But all of this is just a setup to get to a joke about Trump’s most reliable source of political support, which is the white evangelical. I grew up as an Oklahoma Christian, so this fact about the support base of our amoral, divisive president is both disappointing and not surprising, which is a great source of comic strip punchlines!
One of my top five novels of all time it The Thousand Autumns of Jacob de Zoet by David Mitchell. This book is so good that my friend Sean and I both read it twice in a row. If you want to hear more about why it’s such a wonderful book, just read it; I bring it up today because there is a scene in the book that I just love, which inspired this comic.
A colonial-era Dutch ship captain has taken his gout down to the ship surgeon for some symptom relief. The captain’s foot is swollen and tender, and the surgeon prepares a draft for relief.

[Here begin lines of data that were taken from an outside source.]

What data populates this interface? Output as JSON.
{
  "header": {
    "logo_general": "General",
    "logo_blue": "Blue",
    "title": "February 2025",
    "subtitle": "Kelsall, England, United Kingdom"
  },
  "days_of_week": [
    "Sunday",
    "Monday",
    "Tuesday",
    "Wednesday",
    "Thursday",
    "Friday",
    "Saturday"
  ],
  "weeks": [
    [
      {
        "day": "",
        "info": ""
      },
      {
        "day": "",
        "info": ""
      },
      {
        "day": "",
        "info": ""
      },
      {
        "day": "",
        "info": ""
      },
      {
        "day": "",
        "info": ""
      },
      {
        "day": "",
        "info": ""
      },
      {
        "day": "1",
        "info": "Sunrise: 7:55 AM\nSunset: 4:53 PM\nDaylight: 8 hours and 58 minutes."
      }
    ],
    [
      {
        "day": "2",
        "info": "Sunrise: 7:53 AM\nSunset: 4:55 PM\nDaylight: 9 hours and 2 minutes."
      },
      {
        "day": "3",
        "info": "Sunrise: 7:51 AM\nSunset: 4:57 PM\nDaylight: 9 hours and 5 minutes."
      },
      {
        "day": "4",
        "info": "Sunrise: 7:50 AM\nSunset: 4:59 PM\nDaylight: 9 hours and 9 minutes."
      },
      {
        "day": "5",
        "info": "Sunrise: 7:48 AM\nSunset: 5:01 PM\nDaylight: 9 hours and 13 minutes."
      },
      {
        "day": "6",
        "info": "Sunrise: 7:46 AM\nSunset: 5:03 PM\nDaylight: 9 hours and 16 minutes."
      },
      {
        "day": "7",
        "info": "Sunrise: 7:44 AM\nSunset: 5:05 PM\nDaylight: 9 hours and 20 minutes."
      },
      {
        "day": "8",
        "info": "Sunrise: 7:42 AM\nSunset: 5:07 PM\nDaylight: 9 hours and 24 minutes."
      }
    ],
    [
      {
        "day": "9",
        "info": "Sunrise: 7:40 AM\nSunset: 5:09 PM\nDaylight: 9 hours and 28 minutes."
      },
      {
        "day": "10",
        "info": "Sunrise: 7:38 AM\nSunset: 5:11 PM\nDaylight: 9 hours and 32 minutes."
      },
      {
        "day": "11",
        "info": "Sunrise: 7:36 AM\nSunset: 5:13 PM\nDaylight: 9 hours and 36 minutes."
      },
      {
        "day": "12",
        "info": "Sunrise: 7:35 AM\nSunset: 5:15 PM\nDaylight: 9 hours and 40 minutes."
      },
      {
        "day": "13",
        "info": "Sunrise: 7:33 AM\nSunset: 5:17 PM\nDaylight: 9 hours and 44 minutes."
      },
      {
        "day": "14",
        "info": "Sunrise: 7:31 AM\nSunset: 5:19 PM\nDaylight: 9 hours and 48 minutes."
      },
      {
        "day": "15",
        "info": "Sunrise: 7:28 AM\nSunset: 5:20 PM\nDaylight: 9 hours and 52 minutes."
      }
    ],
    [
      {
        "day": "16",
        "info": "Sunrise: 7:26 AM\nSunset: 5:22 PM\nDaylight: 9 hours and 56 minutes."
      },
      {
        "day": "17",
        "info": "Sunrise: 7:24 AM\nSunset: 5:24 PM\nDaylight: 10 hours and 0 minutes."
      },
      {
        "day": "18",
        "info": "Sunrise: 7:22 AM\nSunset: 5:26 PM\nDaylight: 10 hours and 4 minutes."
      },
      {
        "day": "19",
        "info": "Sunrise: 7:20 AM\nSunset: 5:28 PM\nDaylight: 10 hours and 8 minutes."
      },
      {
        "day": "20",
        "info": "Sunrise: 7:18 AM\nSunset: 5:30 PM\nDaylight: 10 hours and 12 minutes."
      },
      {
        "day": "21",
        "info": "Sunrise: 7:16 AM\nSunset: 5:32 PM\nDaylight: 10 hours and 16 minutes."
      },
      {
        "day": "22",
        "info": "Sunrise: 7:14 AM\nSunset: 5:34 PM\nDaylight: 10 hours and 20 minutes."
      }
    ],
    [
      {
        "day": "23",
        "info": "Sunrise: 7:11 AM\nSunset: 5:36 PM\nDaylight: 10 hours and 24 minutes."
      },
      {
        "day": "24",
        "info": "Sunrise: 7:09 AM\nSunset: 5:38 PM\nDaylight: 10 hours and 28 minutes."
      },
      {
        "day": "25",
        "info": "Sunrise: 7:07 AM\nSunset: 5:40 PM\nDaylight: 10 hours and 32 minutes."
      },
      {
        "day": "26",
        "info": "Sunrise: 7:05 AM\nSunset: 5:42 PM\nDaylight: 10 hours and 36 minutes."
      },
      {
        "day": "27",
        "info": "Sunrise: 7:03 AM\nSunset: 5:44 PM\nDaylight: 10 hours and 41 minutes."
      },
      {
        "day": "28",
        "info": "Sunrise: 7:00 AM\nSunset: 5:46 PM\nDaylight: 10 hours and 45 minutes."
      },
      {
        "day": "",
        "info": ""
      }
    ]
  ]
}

When the captain suggests that Mr. Nash, the surgeon, should consider turning apothecary when they reach the shore, we read this:
“Men of commerce, sir”–Nash counts out laudanum drops into the pewter beaker–“for the most part, had their consciences cut out at birth. Better an honest drowning than slow death by hypocrisy, law, or debt.”
What a searing and pithy summation of the blinding-influence that profiteering can have on otherwise compassionate people! I consider Trump, at best, amoral, and whether the soul-corruption led to a life of chasing dollars and attention or the other way around, I find Nash’s attitude to be on the nose.
I said as much as I have to say right now about masking in the age of COVID-19 and the age of Trump in Trump After Trump no. 15.
On an entirely different note, the practice of daily cartooning is making it painfully clear to me that drawing your characters so that they look the same in each strip – in each panel, for that matter – takes a lot of practice. Way more practice than I have put in, apparently.
My hope for now is that you, my small, scrappy cohort of readers, will bear with me, and maybe even find some charm in the clearly hand-made and aspirational quality of my likenesses!
I’ve made “two weeks” worth of comics – I publish every three days but pretend that I’m creating a highly-syndicated daily – and have not acknowledged that we are all living in a historic and life-changing pandemic. I think the first I heard of the new coronavirus (which has had me working remotely for the past six months) was around Christmas 2019 when there was a news story about an epidemic in China. I did not pay much attention to it, and my guess is that I imagined masked Asian faces and moved on.
That image of masked people in Asia, from memories of the SARS and MERS epidemics, is something I think about these days because I realize that mask-wearing seemed to me like an Asian practice, not something that Americans do. Now that the pandemic continues to batter America, I am wearing my mask, along with most of the people in my community, and I am happy that there is a cheap, easy and effective way to slow the spread. But, I think back to my pre-COVID-19 feeling that wearing masks is something that Asian people do, and I recognize in myself the individualistic spirit that has so defined American history and culture since the Europeans arrived here. It goes something like, “Asian people do what their governments say, but Americans do what we want, damn it!”
I am thankful that the vast majority of Americans support and practice masking, and I also feel disappointed that American individualism contains a strain of egotism and disregard for others. The rhetoric of people who decry mask-wearing as an incursion on their personal freedom and another example of tyrannical government overreach is a bummer. Also, what I just said about American individualism and its egotistical and selfish facets reminds me of someone…
Trump’s public statements and actions about the pandemic say all that needs to be said about the shortcomings of American individualism. So, I give you a “week” of face mask gags!